[The text in this article has been extracted from a publication by the United States Environmental Protection Agency.]
This is the last of a series
of articles on using the science of geophysics to detect buried objects.
Magnetometers are useful at underground storage tank (UST)
sites for locating tanks and piping made of ferrous materials. Although
highly sensitive magnetometers have been developed that can detect the
void space within large buried objects of any material (e.g.,
fiberglass tanks), this technology is not often used in UST
because many cultural interferences present at UST sites will mask the
Magnetometers that are commonly used at UST sites work by
measuring the earth's total magnetic field at a particular location.
Buried ferrous materials distort the magnetic field, creating a magnetic
anomaly. There are two methods
for measuring these anomalies--the total field method and the gradient method.
The total field method utilizes one magnetic sensing device to record the value of
the magnetic field at a specific location. The gradient method uses two sensors,
one above the other. The difference in readings between the two sensors provides
gradient information which helps to minimize lateral interferences. Total field

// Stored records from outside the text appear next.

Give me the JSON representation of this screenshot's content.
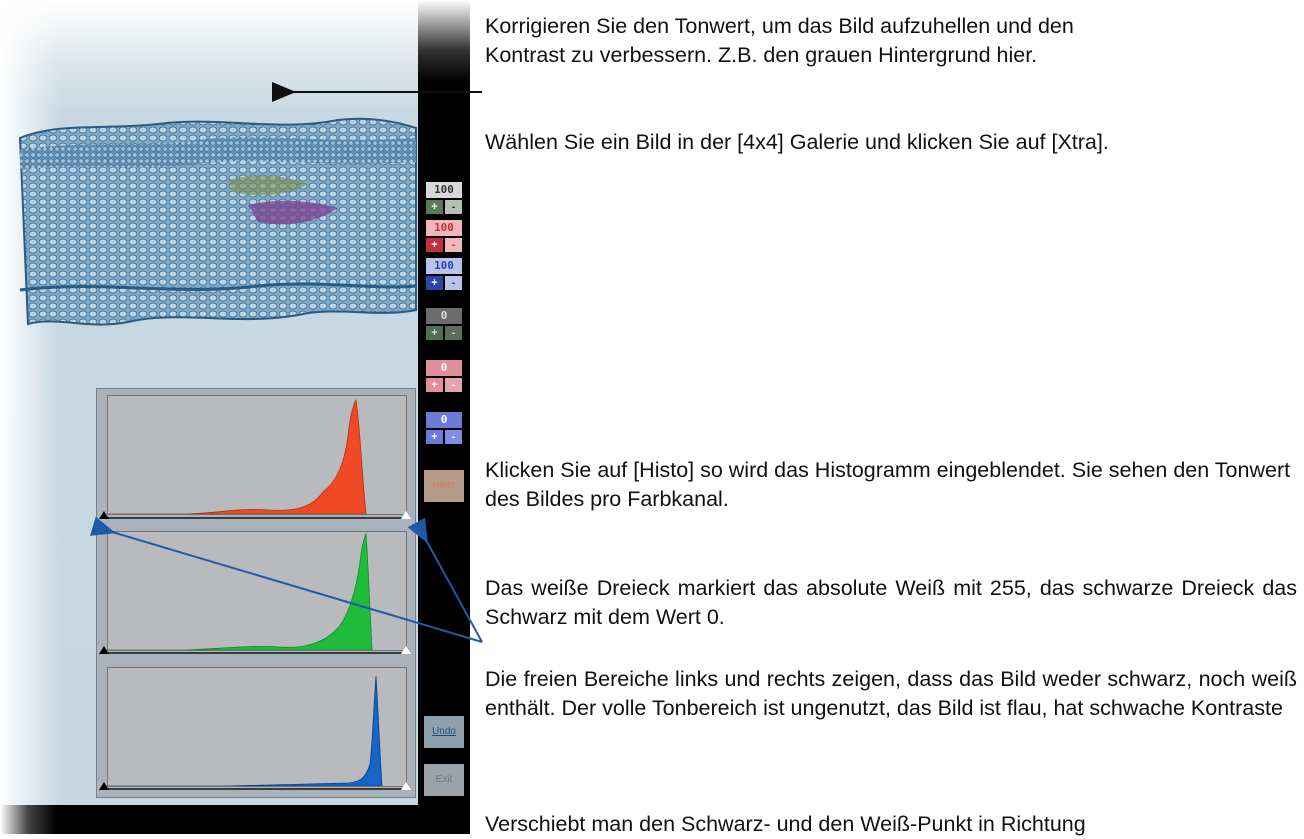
{
  "app": {
    "controls": [
      {
        "value": "100",
        "plus": "+",
        "minus": "-",
        "color": "#ffffff",
        "bg": "#d8d8d8",
        "btn_color": "#5a7a5a"
      },
      {
        "value": "100",
        "plus": "+",
        "minus": "-",
        "color": "#c0303a",
        "bg": "#f2b6bd",
        "btn_color": "#c0303a"
      },
      {
        "value": "100",
        "plus": "+",
        "minus": "-",
        "color": "#2c46a8",
        "bg": "#b9c3ec",
        "btn_color": "#2c46a8"
      },
      {
        "value": "0",
        "plus": "+",
        "minus": "-",
        "color": "#ffffff",
        "bg": "#6c6c6c",
        "btn_color": "#4f7050"
      },
      {
        "value": "0",
        "plus": "+",
        "minus": "-",
        "color": "#ffffff",
        "bg": "#e28f9a",
        "btn_color": "#e28f9a"
      },
      {
        "value": "0",
        "plus": "+",
        "minus": "-",
        "color": "#ffffff",
        "bg": "#6a7bd6",
        "btn_color": "#6a7bd6"
      }
    ],
    "buttons": {
      "histo": "Histo",
      "undo": "Undo",
      "exit": "Exit"
    },
    "histograms": [
      {
        "channel": "red",
        "color": "#ef4a25"
      },
      {
        "channel": "green",
        "color": "#1fbc3c"
      },
      {
        "channel": "blue",
        "color": "#1466c8"
      }
    ]
  },
  "annotations": {
    "p1": "Korrigieren Sie den Tonwert, um das Bild aufzuhellen und den Kontrast zu verbessern. Z.B. den grauen Hintergrund hier.",
    "p2": "Wählen Sie ein Bild in der [4x4] Galerie und klicken Sie auf [Xtra].",
    "p3": "Klicken Sie auf [Histo] so wird das Histogramm eingeblendet. Sie sehen den Tonwert des Bildes pro Farbkanal.",
    "p4": "Das weiße Dreieck markiert das absolute Weiß mit 255, das schwarze Dreieck das Schwarz mit dem Wert 0.",
    "p5": "Die freien Bereiche links und rechts zeigen, dass das Bild weder schwarz, noch weiß enthält. Der volle Tonbereich ist ungenutzt, das Bild ist flau, hat schwache Kontraste",
    "p6": "Verschiebt man den Schwarz- und den Weiß-Punkt in Richtung"
  },
  "colors": {
    "arrow_black": "#111111",
    "arrow_blue": "#1f5aa8"
  }
}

magnetic methods are often used at sites with few cultural features. Gradiometer
methods can be used in culturally complex areas. As a result, gradiometers are
more applicable for UST sites.
Magnetometers may be useful for reconnaissance surveys of
sites because they are very fast and relatively inexpensive.
Potential cultural interferences include steel fences,
vehicles, buildings, iron debris, natural soil minerals, and underground
utilities. Gradiometer methods are useful for
minimizing these interferences.
Power lines are an additional source of
interference that can be neutralized with the use of very sophisticated
equipment that synchronizes readings with the oscillating electrical
Some magnetometers are very simple and do
not have a data recording or processing ability. They indicate the
presence of iron with a sound or meter and can be used as a rapid
Magnetometers that record
data can, with the aid of data processing software, be used to estimate
the size and depth of ferrous targets.